Omit the images and return the remaining entries unchanged.

**App and web page records**
_ _ _ _ _

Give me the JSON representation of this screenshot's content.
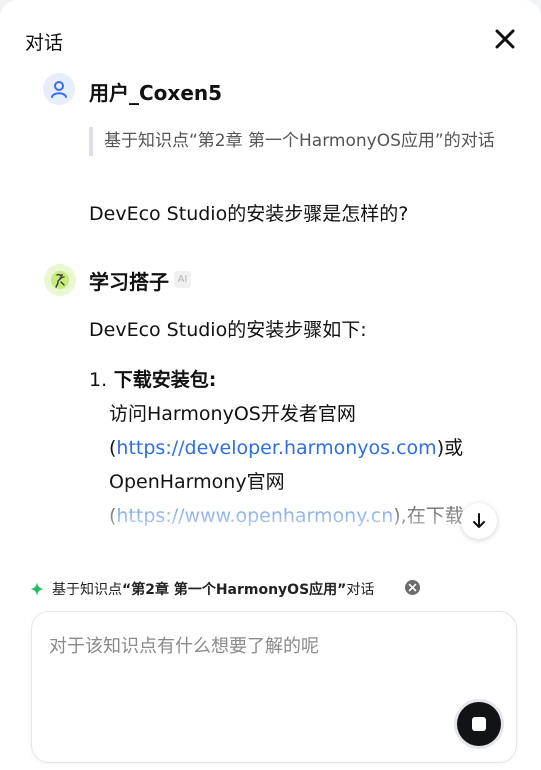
{
  "header": {
    "title": "对话",
    "close_icon": "close-icon"
  },
  "user_message": {
    "avatar_icon": "user-icon",
    "name": "用户_Coxen5",
    "quote": "基于知识点“第2章 第一个HarmonyOS应用”的对话",
    "question": "DevEco Studio的安装步骤是怎样的?"
  },
  "ai_message": {
    "avatar_icon": "study-buddy-avatar-icon",
    "name": "学习搭子",
    "badge": "AI",
    "intro": "DevEco Studio的安装步骤如下:",
    "steps": [
      {
        "number": "1.",
        "title": "下载安装包:",
        "content_prefix": "访问HarmonyOS开发者官网(",
        "link1": "https://developer.harmonyos.com",
        "content_middle": ")或OpenHarmony官网(",
        "link2": "https://www.openharmony.cn",
        "content_suffix": "),在下载"
      }
    ]
  },
  "scroll_down": {
    "icon": "arrow-down-icon"
  },
  "context_bar": {
    "icon": "sparkle-icon",
    "prefix": "基于知识点",
    "topic": "“第2章 第一个HarmonyOS应用”",
    "suffix": "对话",
    "clear_icon": "clear-icon"
  },
  "composer": {
    "placeholder": "对于该知识点有什么想要了解的呢",
    "value": "",
    "stop_icon": "stop-icon"
  },
  "colors": {
    "accent_green": "#1fbf5f",
    "link_blue": "#2f6fdf",
    "user_avatar_bg": "#e6eefc",
    "ai_avatar_bg": "#eaf7d3"
  }
}
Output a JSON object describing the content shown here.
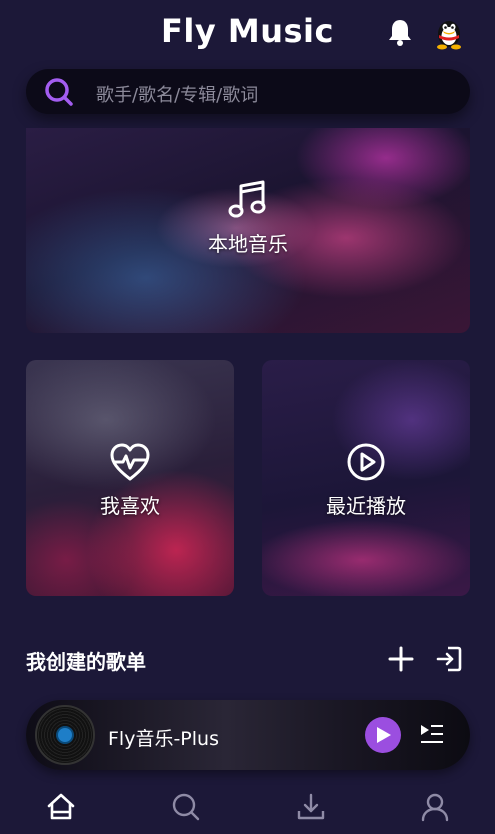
{
  "app": {
    "title": "Fly Music"
  },
  "search": {
    "placeholder": "歌手/歌名/专辑/歌词"
  },
  "cards": {
    "local": {
      "label": "本地音乐",
      "icon": "music-note-icon"
    },
    "favorites": {
      "label": "我喜欢",
      "icon": "heart-pulse-icon"
    },
    "recent": {
      "label": "最近播放",
      "icon": "play-circle-icon"
    }
  },
  "playlists": {
    "title": "我创建的歌单",
    "add_icon": "plus-icon",
    "import_icon": "import-icon"
  },
  "player": {
    "song": "Fly音乐-Plus",
    "play_icon": "play-icon",
    "queue_icon": "playlist-icon"
  },
  "nav": [
    {
      "icon": "home-icon",
      "active": true
    },
    {
      "icon": "search-icon",
      "active": false
    },
    {
      "icon": "download-icon",
      "active": false
    },
    {
      "icon": "user-icon",
      "active": false
    }
  ],
  "colors": {
    "background": "#1c1838",
    "accent": "#9b4ee0",
    "search_icon": "#a35df0"
  }
}
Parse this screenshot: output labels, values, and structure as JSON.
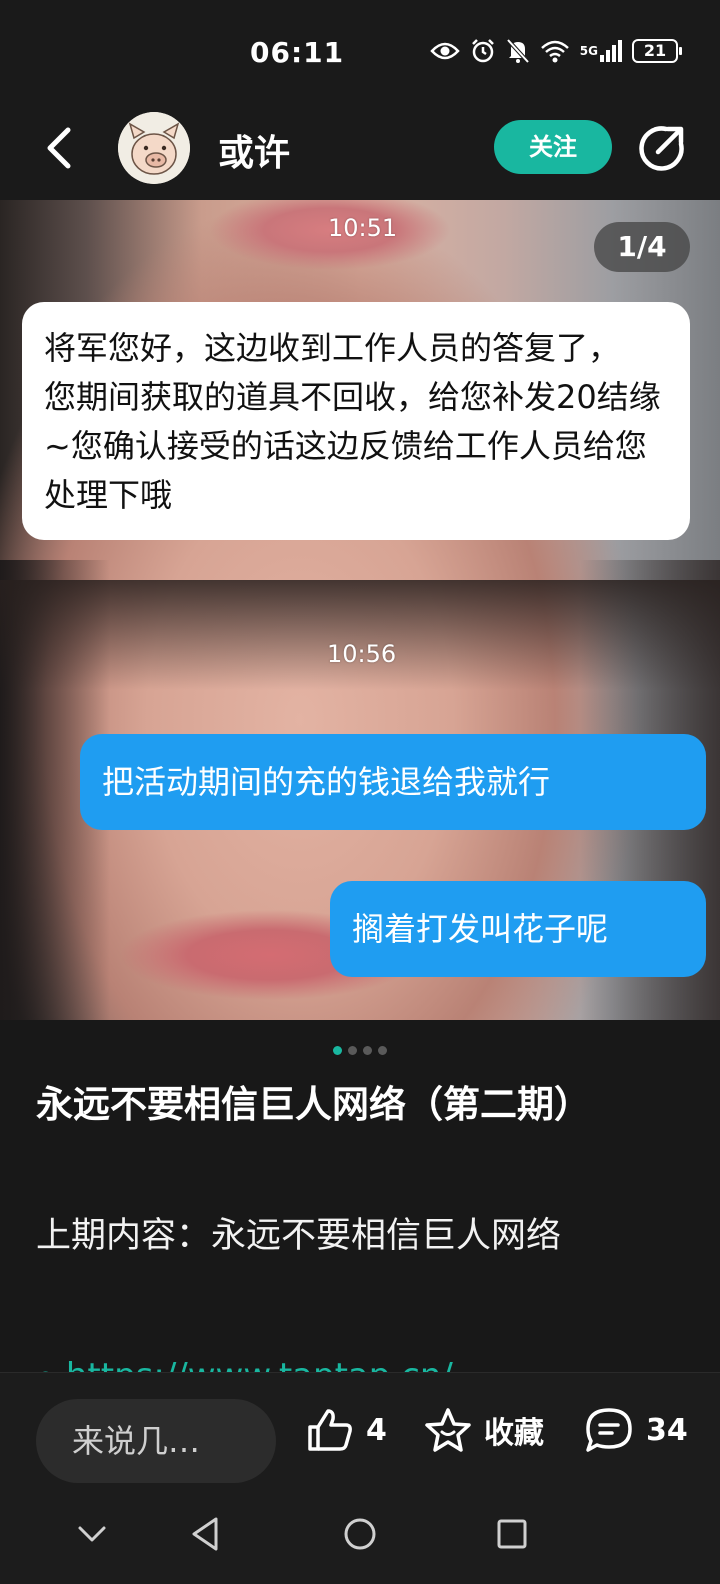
{
  "status_bar": {
    "time": "06:11",
    "network": "5G",
    "battery": "21"
  },
  "header": {
    "username": "或许",
    "follow_label": "关注",
    "accent_color": "#19b7a0"
  },
  "carousel": {
    "page_counter": "1/4",
    "messages": [
      {
        "time": "10:51",
        "side": "left",
        "text": "将军您好，这边收到工作人员的答复了，\n您期间获取的道具不回收，给您补发20结缘~您确认接受的话这边反馈给工作人员给您处理下哦"
      },
      {
        "time": "10:56",
        "side": "right",
        "text": "把活动期间的充的钱退给我就行"
      },
      {
        "time": "",
        "side": "right",
        "text": "搁着打发叫花子呢"
      }
    ],
    "dots_total": 4,
    "dots_active": 1
  },
  "post": {
    "title": "永远不要相信巨人网络（第二期）",
    "body": "上期内容：永远不要相信巨人网络",
    "link": "https://www.taptap.cn/"
  },
  "bottom_bar": {
    "comment_placeholder": "来说几…",
    "like_count": "4",
    "collect_label": "收藏",
    "comment_count": "34"
  },
  "icons": {
    "back": "chevron-left-icon",
    "share": "share-icon",
    "like": "thumbs-up-icon",
    "collect": "star-icon",
    "comment": "comment-bubble-icon"
  }
}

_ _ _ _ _

**ANSWER TO THIS EXERCISE**
Give me the JSON representation of this screenshot's content.
{
  "header": {
    "title": "对话",
    "close_icon": "close-icon"
  },
  "user_message": {
    "avatar_icon": "user-icon",
    "name": "用户_Coxen5",
    "quote": "基于知识点“第2章 第一个HarmonyOS应用”的对话",
    "question": "DevEco Studio的安装步骤是怎样的?"
  },
  "ai_message": {
    "avatar_icon": "study-buddy-avatar-icon",
    "name": "学习搭子",
    "badge": "AI",
    "intro": "DevEco Studio的安装步骤如下:",
    "steps": [
      {
        "number": "1.",
        "title": "下载安装包:",
        "content_prefix": "访问HarmonyOS开发者官网(",
        "link1": "https://developer.harmonyos.com",
        "content_middle": ")或OpenHarmony官网(",
        "link2": "https://www.openharmony.cn",
        "content_suffix": "),在下载"
      }
    ]
  },
  "scroll_down": {
    "icon": "arrow-down-icon"
  },
  "context_bar": {
    "icon": "sparkle-icon",
    "prefix": "基于知识点",
    "topic": "“第2章 第一个HarmonyOS应用”",
    "suffix": "对话",
    "clear_icon": "clear-icon"
  },
  "composer": {
    "placeholder": "对于该知识点有什么想要了解的呢",
    "value": "",
    "stop_icon": "stop-icon"
  },
  "colors": {
    "accent_green": "#1fbf5f",
    "link_blue": "#2f6fdf",
    "user_avatar_bg": "#e6eefc",
    "ai_avatar_bg": "#eaf7d3"
  }
}
Output a JSON object describing the content shown here.
{
  "app": {
    "title": "Fly Music"
  },
  "search": {
    "placeholder": "歌手/歌名/专辑/歌词"
  },
  "cards": {
    "local": {
      "label": "本地音乐",
      "icon": "music-note-icon"
    },
    "favorites": {
      "label": "我喜欢",
      "icon": "heart-pulse-icon"
    },
    "recent": {
      "label": "最近播放",
      "icon": "play-circle-icon"
    }
  },
  "playlists": {
    "title": "我创建的歌单",
    "add_icon": "plus-icon",
    "import_icon": "import-icon"
  },
  "player": {
    "song": "Fly音乐-Plus",
    "play_icon": "play-icon",
    "queue_icon": "playlist-icon"
  },
  "nav": [
    {
      "icon": "home-icon",
      "active": true
    },
    {
      "icon": "search-icon",
      "active": false
    },
    {
      "icon": "download-icon",
      "active": false
    },
    {
      "icon": "user-icon",
      "active": false
    }
  ],
  "colors": {
    "background": "#1c1838",
    "accent": "#9b4ee0",
    "search_icon": "#a35df0"
  }
}
Parse this screenshot: output labels, values, and structure as JSON.
{
  "status_bar": {
    "time": "06:11",
    "network": "5G",
    "battery": "21"
  },
  "header": {
    "username": "或许",
    "follow_label": "关注",
    "accent_color": "#19b7a0"
  },
  "carousel": {
    "page_counter": "1/4",
    "messages": [
      {
        "time": "10:51",
        "side": "left",
        "text": "将军您好，这边收到工作人员的答复了，\n您期间获取的道具不回收，给您补发20结缘~您确认接受的话这边反馈给工作人员给您处理下哦"
      },
      {
        "time": "10:56",
        "side": "right",
        "text": "把活动期间的充的钱退给我就行"
      },
      {
        "time": "",
        "side": "right",
        "text": "搁着打发叫花子呢"
      }
    ],
    "dots_total": 4,
    "dots_active": 1
  },
  "post": {
    "title": "永远不要相信巨人网络（第二期）",
    "body": "上期内容：永远不要相信巨人网络",
    "link": "https://www.taptap.cn/"
  },
  "bottom_bar": {
    "comment_placeholder": "来说几…",
    "like_count": "4",
    "collect_label": "收藏",
    "comment_count": "34"
  },
  "icons": {
    "back": "chevron-left-icon",
    "share": "share-icon",
    "like": "thumbs-up-icon",
    "collect": "star-icon",
    "comment": "comment-bubble-icon"
  }
}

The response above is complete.